Second lesson learned – Other Defined Costs (ODCs)
In a session held the last week of January, the topic of costs that can be reimbursed by the Department of Defense came up and I was all eyes and ears open because this has been a hot topic for me as well. Values of $3,000.00 to become CMMC L1 and so on were being socialized and that figure is not consistent with what is consistent with industry by a long shot. Then the clarification came. In this scenario of CMMC L1, the Government has determined that $3,000.00 is a reasonable independent cost estimation to “obtain” certification. It does not account for “preparation there to”.
As I am sure you can imagine, the preparation represents the lion share of the associated costs with conforming with CMMC requirements and subsequently, the interim DFARS rule. So what are GovCons to do about these costs? In two simple words, you will have to “absorb it”. There is a new Sheriff in town and it doesn’t care about what preparation costs you. Why? Most likely because GovCons have been attesting in the Reps and Certs with their proposals that they were already conforming to NIST SP 800-171 so why would the Government pick up a tab where a claim of compliance already exists?
Third lesson learned – Top Common Factors Not Addressed
The information described comes from a very small sample set but is consistent when compared against numerous engagements I have performed since 2015. There are a number of things necessary to meet CMMC requirements at Maturity Level 3 and higher that seem to go unaddressed by GovCons. This includes, but not limited to:

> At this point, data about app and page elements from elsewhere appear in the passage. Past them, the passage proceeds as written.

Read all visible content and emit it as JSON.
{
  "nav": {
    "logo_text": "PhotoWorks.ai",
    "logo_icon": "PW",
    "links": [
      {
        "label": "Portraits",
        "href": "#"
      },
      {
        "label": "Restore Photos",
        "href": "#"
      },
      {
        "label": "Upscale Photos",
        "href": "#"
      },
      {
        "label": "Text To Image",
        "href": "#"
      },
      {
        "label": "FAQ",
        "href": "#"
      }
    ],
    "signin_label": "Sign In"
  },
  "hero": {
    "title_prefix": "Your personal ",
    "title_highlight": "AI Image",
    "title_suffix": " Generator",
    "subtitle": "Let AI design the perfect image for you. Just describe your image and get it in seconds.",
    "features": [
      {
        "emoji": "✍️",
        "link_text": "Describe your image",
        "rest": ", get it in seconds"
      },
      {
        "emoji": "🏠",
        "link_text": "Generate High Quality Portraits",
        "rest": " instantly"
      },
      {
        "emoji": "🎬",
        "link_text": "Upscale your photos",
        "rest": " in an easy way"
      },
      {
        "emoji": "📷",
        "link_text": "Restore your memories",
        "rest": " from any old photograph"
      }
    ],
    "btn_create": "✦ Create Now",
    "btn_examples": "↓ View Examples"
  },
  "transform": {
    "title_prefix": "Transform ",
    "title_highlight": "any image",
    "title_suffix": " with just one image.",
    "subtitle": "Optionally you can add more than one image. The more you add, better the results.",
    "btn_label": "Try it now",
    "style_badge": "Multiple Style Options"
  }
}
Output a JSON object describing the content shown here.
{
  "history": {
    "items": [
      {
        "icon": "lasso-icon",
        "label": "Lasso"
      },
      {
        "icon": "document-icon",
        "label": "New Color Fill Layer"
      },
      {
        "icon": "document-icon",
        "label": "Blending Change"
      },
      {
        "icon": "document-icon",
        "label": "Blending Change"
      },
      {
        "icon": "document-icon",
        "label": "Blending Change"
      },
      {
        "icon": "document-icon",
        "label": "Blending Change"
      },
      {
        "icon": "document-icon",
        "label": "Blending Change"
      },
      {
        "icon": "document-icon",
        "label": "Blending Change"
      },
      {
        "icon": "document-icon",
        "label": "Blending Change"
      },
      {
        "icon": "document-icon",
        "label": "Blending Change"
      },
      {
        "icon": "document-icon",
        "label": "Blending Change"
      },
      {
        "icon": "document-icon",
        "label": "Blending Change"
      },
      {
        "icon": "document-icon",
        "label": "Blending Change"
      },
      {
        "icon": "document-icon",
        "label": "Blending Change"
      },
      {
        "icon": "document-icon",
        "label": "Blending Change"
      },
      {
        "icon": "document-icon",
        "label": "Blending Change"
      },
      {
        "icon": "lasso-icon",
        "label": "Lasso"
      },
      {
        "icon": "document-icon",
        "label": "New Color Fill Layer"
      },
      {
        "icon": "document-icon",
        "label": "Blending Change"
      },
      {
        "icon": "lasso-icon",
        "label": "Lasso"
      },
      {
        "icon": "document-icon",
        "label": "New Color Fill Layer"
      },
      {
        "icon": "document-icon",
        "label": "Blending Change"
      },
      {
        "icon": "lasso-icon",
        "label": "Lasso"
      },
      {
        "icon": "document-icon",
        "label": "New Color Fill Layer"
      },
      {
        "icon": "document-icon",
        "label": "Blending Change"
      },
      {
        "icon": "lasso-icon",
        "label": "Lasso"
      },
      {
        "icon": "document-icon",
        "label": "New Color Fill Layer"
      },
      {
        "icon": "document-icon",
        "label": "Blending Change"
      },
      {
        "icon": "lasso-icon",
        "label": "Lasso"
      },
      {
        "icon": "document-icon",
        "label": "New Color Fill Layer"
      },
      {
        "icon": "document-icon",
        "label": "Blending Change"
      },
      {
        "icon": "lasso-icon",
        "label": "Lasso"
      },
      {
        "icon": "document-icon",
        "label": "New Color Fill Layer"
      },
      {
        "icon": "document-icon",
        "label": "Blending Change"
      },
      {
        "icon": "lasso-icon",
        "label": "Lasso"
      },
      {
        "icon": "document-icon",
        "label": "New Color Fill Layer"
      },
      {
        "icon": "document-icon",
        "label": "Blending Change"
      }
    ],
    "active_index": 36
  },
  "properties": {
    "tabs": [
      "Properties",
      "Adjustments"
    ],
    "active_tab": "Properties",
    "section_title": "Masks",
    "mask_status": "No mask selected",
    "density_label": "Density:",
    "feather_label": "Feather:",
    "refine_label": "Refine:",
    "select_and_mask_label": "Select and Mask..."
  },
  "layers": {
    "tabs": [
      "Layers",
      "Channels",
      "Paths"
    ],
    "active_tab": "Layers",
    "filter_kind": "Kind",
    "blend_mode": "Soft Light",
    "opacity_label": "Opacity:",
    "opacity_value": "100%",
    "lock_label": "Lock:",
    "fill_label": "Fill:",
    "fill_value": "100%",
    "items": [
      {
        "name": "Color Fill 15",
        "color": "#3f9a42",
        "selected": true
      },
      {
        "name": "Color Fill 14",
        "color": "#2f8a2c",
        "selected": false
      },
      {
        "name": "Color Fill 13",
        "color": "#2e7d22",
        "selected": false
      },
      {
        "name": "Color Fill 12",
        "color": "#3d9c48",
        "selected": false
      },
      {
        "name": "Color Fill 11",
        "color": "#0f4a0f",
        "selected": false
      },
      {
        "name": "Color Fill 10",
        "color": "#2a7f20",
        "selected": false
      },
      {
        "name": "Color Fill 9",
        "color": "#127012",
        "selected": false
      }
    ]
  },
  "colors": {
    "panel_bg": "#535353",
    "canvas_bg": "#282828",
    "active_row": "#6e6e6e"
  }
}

- A lack of separation of duties
- A lack of an existing system security plan
- A lack of specified training for cybersecurity and privacy (please note what is provided by the DOD) for information security is not consistent with the goals and objectives for the AT Family in NIST 800-171 and CMMC
- A lack of incident response planning capability (Policy, playbook, etc.) that has been operationalized into corporate culture
- A lack of legally binding agreements (Service Level Agreements, Teaming Agreements, Terms and Conditions, etc.) that clearly specify CMMC or even general cybersecurity best practices as mandatory to better define where the offeror’s liability starts and the offerree’s end.
Fourth lesson learned – Unrealistic Timetable to Implement and Kicking the Can
Bothe the Government and Accreditation Body have socialized a six-month runway that GovCons should leave to prepare for CMMC L3 certification. Because a large number of solicitations have yet to include, the vast majority of GovCons are kicking the can down the road taking an approach of “I will deal with it when I see it in writing”. While I understand the thought, by the time you see it in a solicitation it is too late. As stated in the January article, there is a delta of two months between preparation time and the lifecycle of an aware. You should allow between 8-12 months to be more realistic. In the following image taken from a CMMC-AB Town Hall session (image available for public release), we see an example of a four-month window from RFP to Award.
Figure 1. Provided by CMMC-AB Town Hall Session
Plan wisely, spend judiciously.
About the Author
Carter Schoenberg is the Vice President of Cybersecurity at SoundWay Consulting. Carter has over 20 years’ experience supporting Government and Industry stakeholders and is a subject matter expert on the Cybersecurity Maturity Model Certification (CMMC), cyber investment strategies, reducing organizational exposure to harm by cyber liabilities. His work products have been used by DHS, DOD, NIST, and the ISAC communities.